A group of seven wind turbines in Johnston was just turned on in January, yet they’re already causing some blowback from neighbors across the city line in Cranston.
“It’s a little unnerving that all of a sudden, 519-foot structures can end up right near your home, and no one knows anything,” said Renee Petrone, who lives in the Alpine Estates neighborhood of Cranston and can clearly see the turbines from her home.
“If it’s going to affect our families and our health, it’s our business to understand and know what to expect,” said Kerri Carreiro, another Cranston neighbor.
Petrone, Carreiro and other neighbors who spoke with the NBC 10 I-Team said they’re concerned about possible health impacts from the turbines, especially a group of symptoms known as Wind Turbine Syndrome. They point to turbines in Falmouth, which were turned off in 2017 after more than seven years of lawsuits from neighbors who complained of health problems.
“You hear these issues coming from one turbine. We’ve got seven, and ours are the biggest ones around,” said Jessica Simpson, who also lives in Alpine Estates.
But the company behind the project said there’s no reason for concern.
“That is an assumption that doesn’t bear out in facts,” said Bill Fischer, who is the spokesman for Green Development LLC, the company behind the Johnston wind farm. “[Wind Turbine Syndrome] has not been supported by the medical community. That has not been supported by the scientific community.”
Fischer point to a 2012 Massachusetts state study that found no conclusive link between physical or mental health symptoms and wind turbines.
Legally, Green Development didn’t have to notify Cranston neighbors, because the turbines are located on leased industrial land in Johnson.
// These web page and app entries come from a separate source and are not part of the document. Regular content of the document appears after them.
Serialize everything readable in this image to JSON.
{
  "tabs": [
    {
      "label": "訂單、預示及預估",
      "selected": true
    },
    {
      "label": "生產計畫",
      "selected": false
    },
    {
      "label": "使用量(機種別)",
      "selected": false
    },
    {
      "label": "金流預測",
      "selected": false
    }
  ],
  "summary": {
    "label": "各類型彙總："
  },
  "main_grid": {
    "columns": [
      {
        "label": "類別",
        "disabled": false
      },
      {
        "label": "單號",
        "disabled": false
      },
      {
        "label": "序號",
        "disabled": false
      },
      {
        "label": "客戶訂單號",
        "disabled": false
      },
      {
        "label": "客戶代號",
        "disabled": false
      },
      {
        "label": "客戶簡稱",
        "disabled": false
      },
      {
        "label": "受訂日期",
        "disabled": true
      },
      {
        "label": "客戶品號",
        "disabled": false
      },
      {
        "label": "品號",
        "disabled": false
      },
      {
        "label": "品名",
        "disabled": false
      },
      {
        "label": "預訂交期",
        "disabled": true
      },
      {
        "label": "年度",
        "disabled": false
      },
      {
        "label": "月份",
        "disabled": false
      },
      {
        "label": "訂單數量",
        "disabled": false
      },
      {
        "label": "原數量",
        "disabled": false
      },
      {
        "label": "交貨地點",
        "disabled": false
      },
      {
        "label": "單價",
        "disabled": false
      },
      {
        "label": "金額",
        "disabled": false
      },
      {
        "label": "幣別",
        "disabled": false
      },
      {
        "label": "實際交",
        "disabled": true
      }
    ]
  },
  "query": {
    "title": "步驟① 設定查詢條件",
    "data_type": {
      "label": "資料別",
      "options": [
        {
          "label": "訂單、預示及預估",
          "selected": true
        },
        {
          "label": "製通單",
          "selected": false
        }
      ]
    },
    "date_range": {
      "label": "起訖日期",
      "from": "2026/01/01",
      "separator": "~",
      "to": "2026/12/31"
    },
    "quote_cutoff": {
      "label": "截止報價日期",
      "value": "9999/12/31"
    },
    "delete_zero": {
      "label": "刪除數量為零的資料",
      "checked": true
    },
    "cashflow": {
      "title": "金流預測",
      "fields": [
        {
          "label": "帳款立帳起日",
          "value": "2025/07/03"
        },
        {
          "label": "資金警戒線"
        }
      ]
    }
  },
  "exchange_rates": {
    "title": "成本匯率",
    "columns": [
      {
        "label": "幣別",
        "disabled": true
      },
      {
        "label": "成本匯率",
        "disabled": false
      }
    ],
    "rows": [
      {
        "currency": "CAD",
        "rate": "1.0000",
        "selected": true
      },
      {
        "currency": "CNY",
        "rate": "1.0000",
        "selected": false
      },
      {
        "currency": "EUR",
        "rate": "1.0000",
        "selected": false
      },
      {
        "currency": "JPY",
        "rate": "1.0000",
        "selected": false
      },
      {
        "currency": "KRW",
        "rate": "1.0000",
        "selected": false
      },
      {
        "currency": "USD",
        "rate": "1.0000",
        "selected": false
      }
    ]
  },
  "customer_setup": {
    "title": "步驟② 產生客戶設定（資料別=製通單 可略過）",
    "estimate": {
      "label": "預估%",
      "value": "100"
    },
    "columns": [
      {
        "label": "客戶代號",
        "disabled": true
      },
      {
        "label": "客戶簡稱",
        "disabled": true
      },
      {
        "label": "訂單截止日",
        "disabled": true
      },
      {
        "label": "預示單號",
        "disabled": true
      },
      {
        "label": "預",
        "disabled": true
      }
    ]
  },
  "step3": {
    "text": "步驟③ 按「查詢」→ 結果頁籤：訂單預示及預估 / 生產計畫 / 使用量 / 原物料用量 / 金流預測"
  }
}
The company secured all local, state and federal approvals before constructing the wind farm, Fischer said.
“I would say they have no standing in this,” Fischer said of the neighbors’ concerns. “We’re not in Cranston’s backyard. We’re in Johnston.”
Green Development already operates turbines in North Kingstown, Coventry and Portsmouth, where some neighbors have also expressed concerns.
“For us, it’s a fear. I’m afraid of what’s coming,” Petron said, noting that neighbors on Cape Cod reported sleep problems, anxiety, hearing problems and other issues.
In Bourne, the Board of Health recently deemed wind turbines in neighboring Plymouth a public nuisance, although board members noted that Bourne doesn’t have jurisdiction over Plymouth based on previous legal rulings.
Fischer said the Johnston turbines are state-of-the-art, with serrated edges that reduce noise and a new type of motor that’s much quieter than technology used on Cape Cod. He said neighbors will likely grow used to the turbines.
“Over time, they seem to blend in,” Fischer said.
But Petrone and her neighbors said they aren’t giving up, and they plan to look into all options to fight the turbines.